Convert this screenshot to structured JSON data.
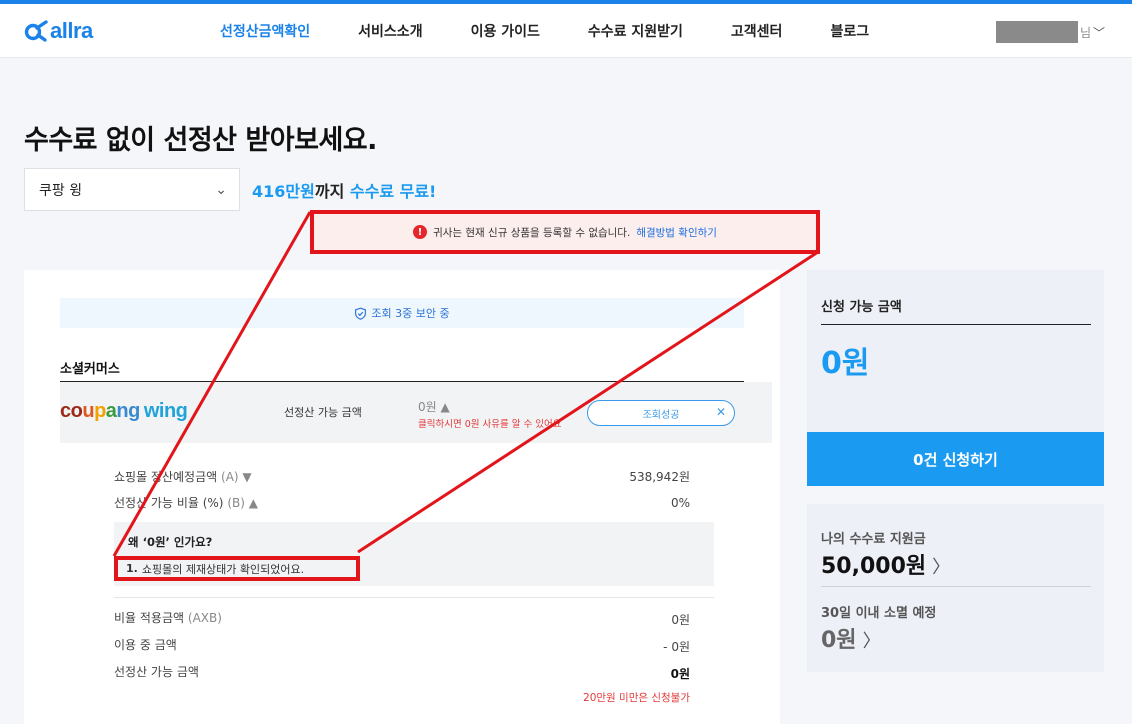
{
  "header": {
    "logo_text": "allra",
    "nav": [
      {
        "label": "선정산금액확인",
        "active": true
      },
      {
        "label": "서비스소개",
        "active": false
      },
      {
        "label": "이용 가이드",
        "active": false
      },
      {
        "label": "수수료 지원받기",
        "active": false
      },
      {
        "label": "고객센터",
        "active": false
      },
      {
        "label": "블로그",
        "active": false
      }
    ],
    "user_suffix": "님",
    "user_chevron": "﹀"
  },
  "headline": "수수료 없이 선정산 받아보세요.",
  "store_select": {
    "value": "쿠팡 윙",
    "chevron": "⌄"
  },
  "promo": {
    "amount": "416만원",
    "middle": "까지",
    "free": "수수료 무료!"
  },
  "alert": {
    "icon": "!",
    "message": "귀사는 현재 신규 상품을 등록할 수 없습니다.",
    "link": "해결방법 확인하기"
  },
  "security_text": "조회 3중 보안 중",
  "section_title": "소셜커머스",
  "coupang_row": {
    "logo_letters": [
      "c",
      "o",
      "u",
      "p",
      "a",
      "n",
      "g"
    ],
    "logo_wing": "wing",
    "label": "선정산 가능 금액",
    "amount": "0원 ▲",
    "note": "클릭하시면 0원 사유를 알 수 있어요",
    "status": "조회성공",
    "close": "✕"
  },
  "details": {
    "expected_label": "쇼핑몰 정산예정금액",
    "expected_code": "(A) ▼",
    "expected_value": "538,942원",
    "ratio_label": "선정산 가능 비율 (%)",
    "ratio_code": "(B) ▲",
    "ratio_value": "0%",
    "reason_title": "왜 ‘0원’ 인가요?",
    "reason_num": "1.",
    "reason_text": "쇼핑몰의 제재상태가 확인되었어요.",
    "applied_label": "비율 적용금액",
    "applied_code": "(AXB)",
    "applied_value": "0원",
    "in_use_label": "이용 중 금액",
    "in_use_value": "- 0원",
    "available_label": "선정산 가능 금액",
    "available_value": "0원",
    "min_note": "20만원 미만은 신청불가"
  },
  "side": {
    "title": "신청 가능 금액",
    "amount": "0원",
    "apply_button": "0건 신청하기",
    "fee_support_label": "나의 수수료 지원금",
    "fee_support_amount": "50,000원",
    "expire_label": "30일 이내 소멸 예정",
    "expire_amount": "0원",
    "arrow": "〉"
  },
  "colors": {
    "accent": "#1a9af0",
    "brand": "#1a82e8",
    "alert_red": "#e2151b"
  }
}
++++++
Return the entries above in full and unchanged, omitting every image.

[REPLY TO THE TASK]:
Convert this screenshot to structured JSON data.
{
  "header": {
    "logo_text": "allra",
    "nav": [
      {
        "label": "선정산금액확인",
        "active": true
      },
      {
        "label": "서비스소개",
        "active": false
      },
      {
        "label": "이용 가이드",
        "active": false
      },
      {
        "label": "수수료 지원받기",
        "active": false
      },
      {
        "label": "고객센터",
        "active": false
      },
      {
        "label": "블로그",
        "active": false
      }
    ],
    "user_suffix": "님",
    "user_chevron": "﹀"
  },
  "headline": "수수료 없이 선정산 받아보세요.",
  "store_select": {
    "value": "쿠팡 윙",
    "chevron": "⌄"
  },
  "promo": {
    "amount": "416만원",
    "middle": "까지",
    "free": "수수료 무료!"
  },
  "alert": {
    "icon": "!",
    "message": "귀사는 현재 신규 상품을 등록할 수 없습니다.",
    "link": "해결방법 확인하기"
  },
  "security_text": "조회 3중 보안 중",
  "section_title": "소셜커머스",
  "coupang_row": {
    "logo_letters": [
      "c",
      "o",
      "u",
      "p",
      "a",
      "n",
      "g"
    ],
    "logo_wing": "wing",
    "label": "선정산 가능 금액",
    "amount": "0원 ▲",
    "note": "클릭하시면 0원 사유를 알 수 있어요",
    "status": "조회성공",
    "close": "✕"
  },
  "details": {
    "expected_label": "쇼핑몰 정산예정금액",
    "expected_code": "(A) ▼",
    "expected_value": "538,942원",
    "ratio_label": "선정산 가능 비율 (%)",
    "ratio_code": "(B) ▲",
    "ratio_value": "0%",
    "reason_title": "왜 ‘0원’ 인가요?",
    "reason_num": "1.",
    "reason_text": "쇼핑몰의 제재상태가 확인되었어요.",
    "applied_label": "비율 적용금액",
    "applied_code": "(AXB)",
    "applied_value": "0원",
    "in_use_label": "이용 중 금액",
    "in_use_value": "- 0원",
    "available_label": "선정산 가능 금액",
    "available_value": "0원",
    "min_note": "20만원 미만은 신청불가"
  },
  "side": {
    "title": "신청 가능 금액",
    "amount": "0원",
    "apply_button": "0건 신청하기",
    "fee_support_label": "나의 수수료 지원금",
    "fee_support_amount": "50,000원",
    "expire_label": "30일 이내 소멸 예정",
    "expire_amount": "0원",
    "arrow": "〉"
  },
  "colors": {
    "accent": "#1a9af0",
    "brand": "#1a82e8",
    "alert_red": "#e2151b"
  }
}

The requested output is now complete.